In a vias first approach, a blank wafer would be patterned with deep vias or trenches, and filled with a composite consisting of 3 x and 3 y particles coated with a high melting metal that was highly thermally conductive but not poisonous to the semiconductor. A high melting metal could be used because the wafer is still raw without any sensitive electronic component devices. This wafer would be sintered, cooled, cleaned and then processed as a normal semiconductor wafer to dope and circuitize.
The thermal advantage of having via structures with high heat capacity has been demonstrated by finite element modeling. There will be found some optimum combination of thermal conductivity and heat capacity, while maintaining a CTE low enough to prevent Si cracking. Among likely design rules which bind the possible combinations of materials is the requirement that the 4 a material be highly thermally conductive regardless of its heat capacity. This way nodules of high heat capacity material can be linked to this thermal conduit through a short path length. The 3 y component is most naturally diamond and is added to increase the average thermal conductivity while contributing to a low CTE. The requirement for a low overall CTE prevents, or makes less favorable, a two material system 4 a+3 x relative to the 4 a+3 x+3 y composite. An example of this less desirable two material combination would be Mo dispersed in a matrix 4 a of copper. Copper has the desirable thermal conductivity, but its CTE is very large. Conversely, it would be difficult to make a hypothetical two material composite with diamond as the matrix 4 a and Mo as the 3 x material because there is no known way to fuse the diamond together as there would be with Cu. Thus, the three (or higher) component system brings significant advantage.
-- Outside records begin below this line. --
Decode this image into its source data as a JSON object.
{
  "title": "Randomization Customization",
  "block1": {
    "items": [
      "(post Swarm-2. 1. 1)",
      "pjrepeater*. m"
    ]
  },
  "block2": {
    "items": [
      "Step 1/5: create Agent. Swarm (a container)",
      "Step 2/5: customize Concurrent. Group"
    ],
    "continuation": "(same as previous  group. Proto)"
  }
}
Further, the 3 x material could be chosen to undergo a phase change at some particular temperature to additionally moderate thermal spikes. For instance, if a typical chip operating temperature was 100 C, and spikes were known to occur to 120 C, this material could be chosen to be a metal alloy that melts at 110 C. Because the 3 x material is fully encapsulated in the 4 a material, the 3 x material is isolated from other components and would remain so until the chip cooled and it again solidified. Thus, threshold behavior can be designed into the composite with respect to its Cv vs T behavior, and thus with respect to its overall thermal spreading capabilities vs T.
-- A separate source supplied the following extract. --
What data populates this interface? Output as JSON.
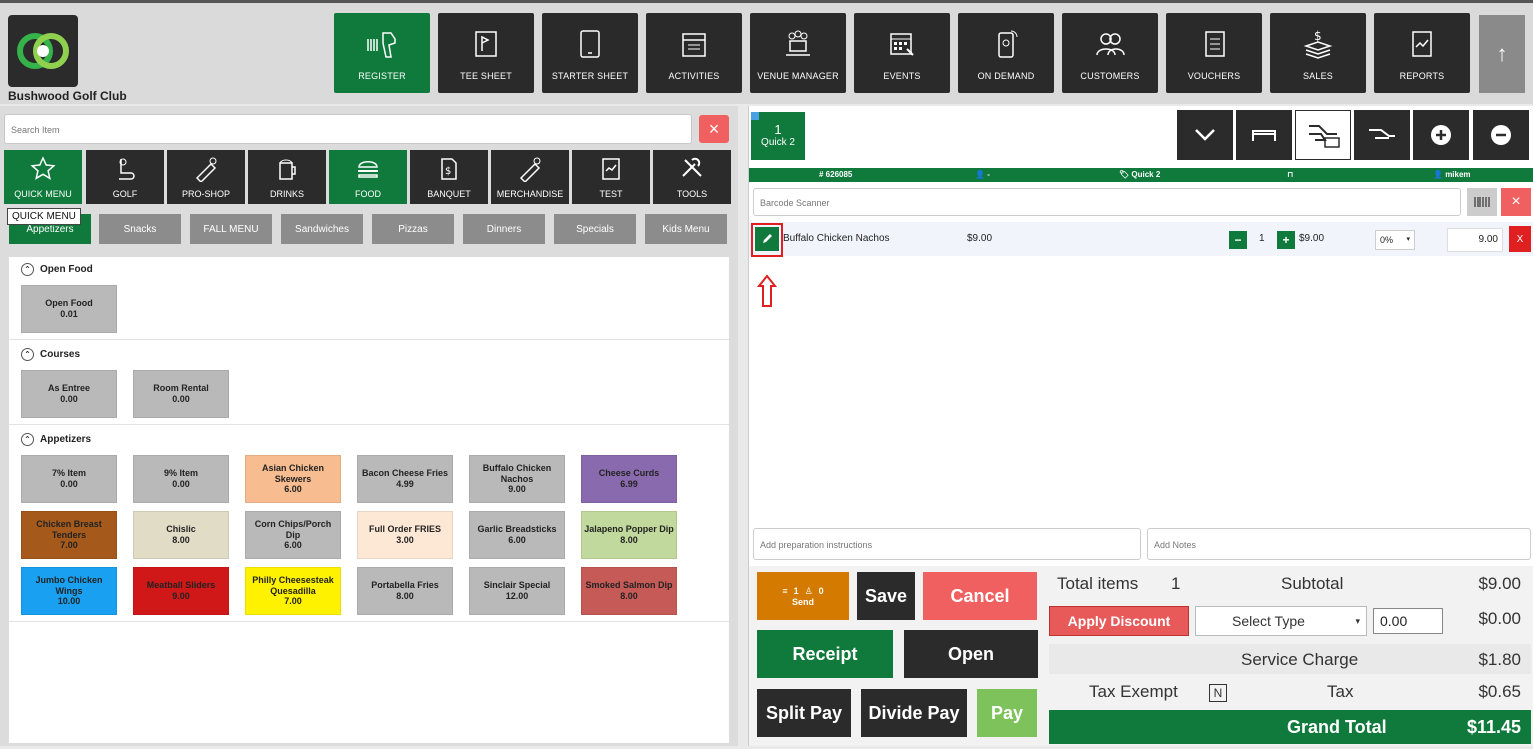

While changes and variations to the embodiments may be made by those skilled in the semiconductor field, the scope of the invention is to be determined by the appended claims.